Have you been involved in local government before? 

I have never been involved with the government on a formal level, though I’ve always been relatively outspoken on various issues. I find that “get out into the streets and spread as much information as you can” style has been more of my way of being active in political or social issues. For example I was out this summer during the Floyd protests, donating, bringing supplies around and spreading information on various platforms. There’s some incredible community organization happening in Minneapolis. Minneapolis is a great place to see that process happen, they are taking care of their own. 

What advice do you have for people in Minot who might feel unwelcome after hearing some of the statements made during the meeting?

First, I would like to apologize [on behalf of those making anti-gay statements.] I know those statements can’t be taken back and I really do understand the hate and discomfort caused by them. Second, I would say that I’ve gotten an outpouring of support from my statement from the Minot community, so there are many allies and LGBTQIA people who want to see you succeed. It can feel like such a hard place to be, but there’s a community waiting to accept you just as you are with open arms. Magic City Equality is a great resource on gay news, events, people in Minot to connect with. The love people have will always be more powerful than any hate, even though it doesn’t always feel that way.

North Dakota doesn’t have a single statewide law protecting LGBTQIA residents. Are you hopeful that things are changing? What will it take to make the necessary change here?

I’m definitely hopeful that things will change, but based on North Dakota’s history, that might take a very long time. We seem to be decades behind on human rights. I hope this was the beginning of a serious conversation to address the rampant homophobia here. I think the only thing that will help make those changes is the acceptance of the LGBTQIA by a majority of ND citizens. It feels a bit obscene to need to educate people on the gay community in 2020, but there is clearly a need for it. 

What does it feel like to see a councilwoman in Minot who is openly gay?
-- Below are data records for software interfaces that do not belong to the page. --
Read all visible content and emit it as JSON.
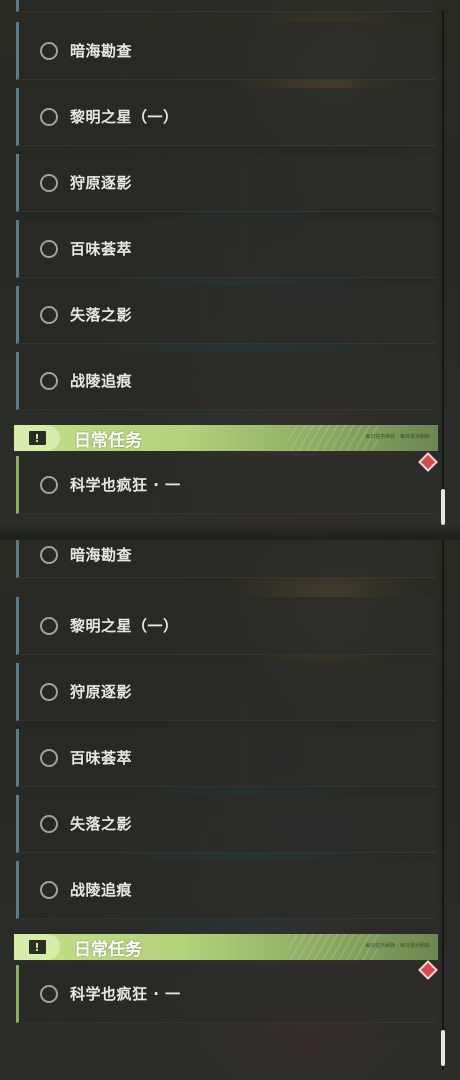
{
  "quests": [
    {
      "label": "暗海勘查"
    },
    {
      "label": "黎明之星（一）"
    },
    {
      "label": "狩原逐影"
    },
    {
      "label": "百味荟萃"
    },
    {
      "label": "失落之影"
    },
    {
      "label": "战陵追痕"
    }
  ],
  "daily_section": {
    "title": "日常任务",
    "icon_glyph": "!",
    "icon_name": "exclamation-icon",
    "small_text": "每日任务刷新 · 每日零点刷新"
  },
  "daily_quests": [
    {
      "label": "科学也疯狂 · 一"
    }
  ],
  "colors": {
    "accent_green": "#b4d27a",
    "row_border_blue": "#5a7b87",
    "row_border_green": "#8fae64",
    "marker_red": "#d8484f"
  }
}
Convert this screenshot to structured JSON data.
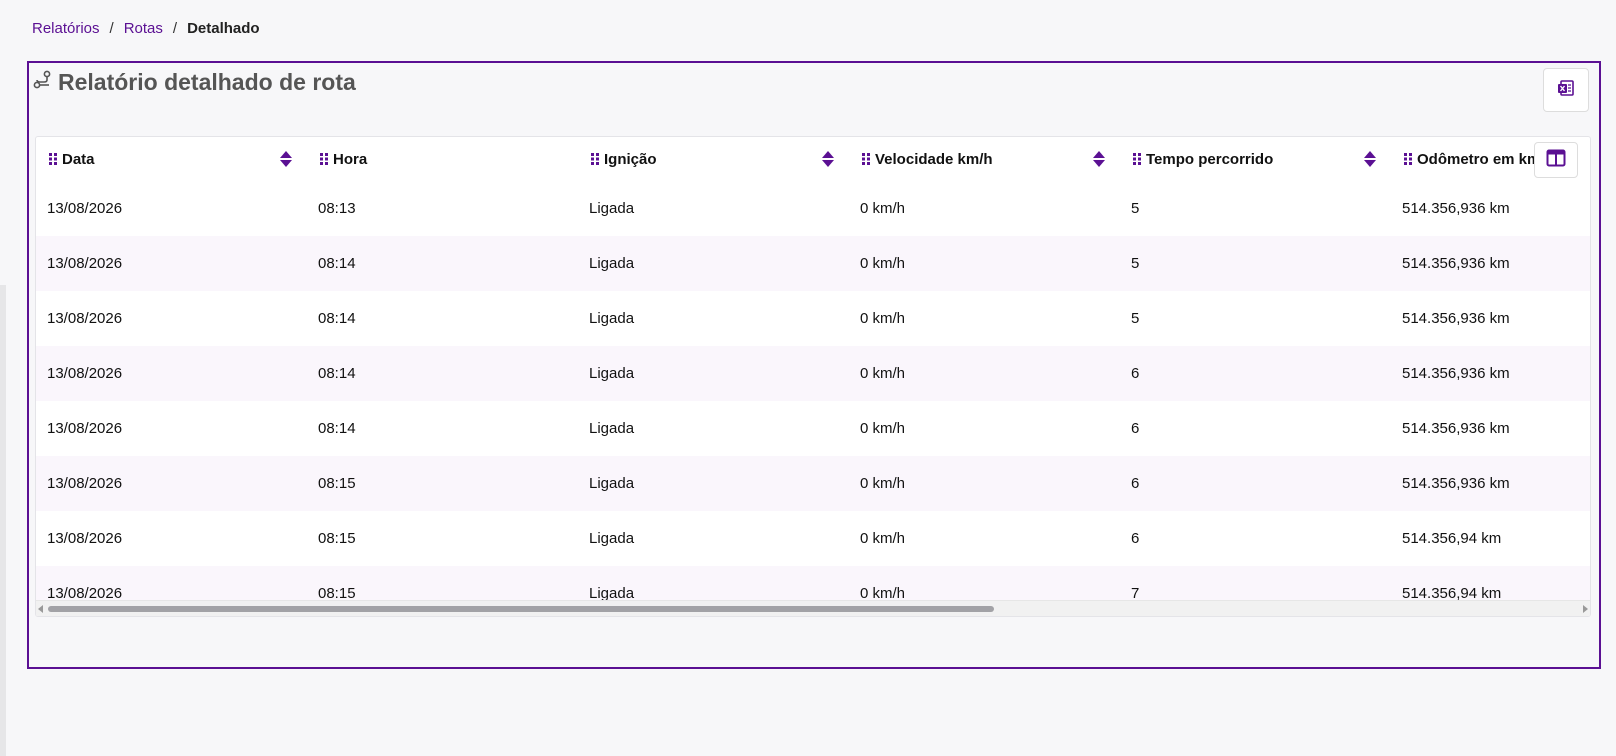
{
  "breadcrumb": {
    "items": [
      "Relatórios",
      "Rotas"
    ],
    "separator": "/",
    "current": "Detalhado"
  },
  "card": {
    "title": "Relatório detalhado de rota",
    "title_icon": "route-icon",
    "export_icon": "excel-icon",
    "columns_icon": "columns-icon",
    "accent_color": "#5b1093"
  },
  "table": {
    "columns": [
      "Data",
      "Hora",
      "Ignição",
      "Velocidade km/h",
      "Tempo percorrido",
      "Odômetro em km"
    ],
    "rows": [
      [
        "13/08/2026",
        "08:13",
        "Ligada",
        "0 km/h",
        "5",
        "514.356,936 km"
      ],
      [
        "13/08/2026",
        "08:14",
        "Ligada",
        "0 km/h",
        "5",
        "514.356,936 km"
      ],
      [
        "13/08/2026",
        "08:14",
        "Ligada",
        "0 km/h",
        "5",
        "514.356,936 km"
      ],
      [
        "13/08/2026",
        "08:14",
        "Ligada",
        "0 km/h",
        "6",
        "514.356,936 km"
      ],
      [
        "13/08/2026",
        "08:14",
        "Ligada",
        "0 km/h",
        "6",
        "514.356,936 km"
      ],
      [
        "13/08/2026",
        "08:15",
        "Ligada",
        "0 km/h",
        "6",
        "514.356,936 km"
      ],
      [
        "13/08/2026",
        "08:15",
        "Ligada",
        "0 km/h",
        "6",
        "514.356,94 km"
      ],
      [
        "13/08/2026",
        "08:15",
        "Ligada",
        "0 km/h",
        "7",
        "514.356,94 km"
      ]
    ]
  }
}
It feels kickass! Representation is so important for people to see, it helps normalize gayness in a much needed way in Minot. This visible gayness is especially important to those struggling with being gay in such a small area. To see someone who’s accepted, powerful and in charge means everything to someone who has been told how horrible being gay is. Carrie Evans has gotten so much bigotry thrown at her recently, but her strength is inspiring. I’m so excited that Minot has chosen to elect her, but clearly we still have a long way to go when it comes to acceptance of the LGBTQIA community. 

Who inspires you to continue speaking up for LGBTQIA people in your community?

I don’t even have time to list all the incredible inspirations I follow, I’m constantly finding powerful people speaking up. The LGBTQIA community is so important and so deeply intertwined with other human rights issues like racial justice, feminism, economics, access to food, etc. There’s intersectionality between them all. Here’s a few of some of the incredible queer and/or activist organizations/people who inspire me: @jenerous, @nowhitesaviors, @reclaimtheblock, @ashleemariepreston, @bowtiesandbooks @diaryofangryblackwomen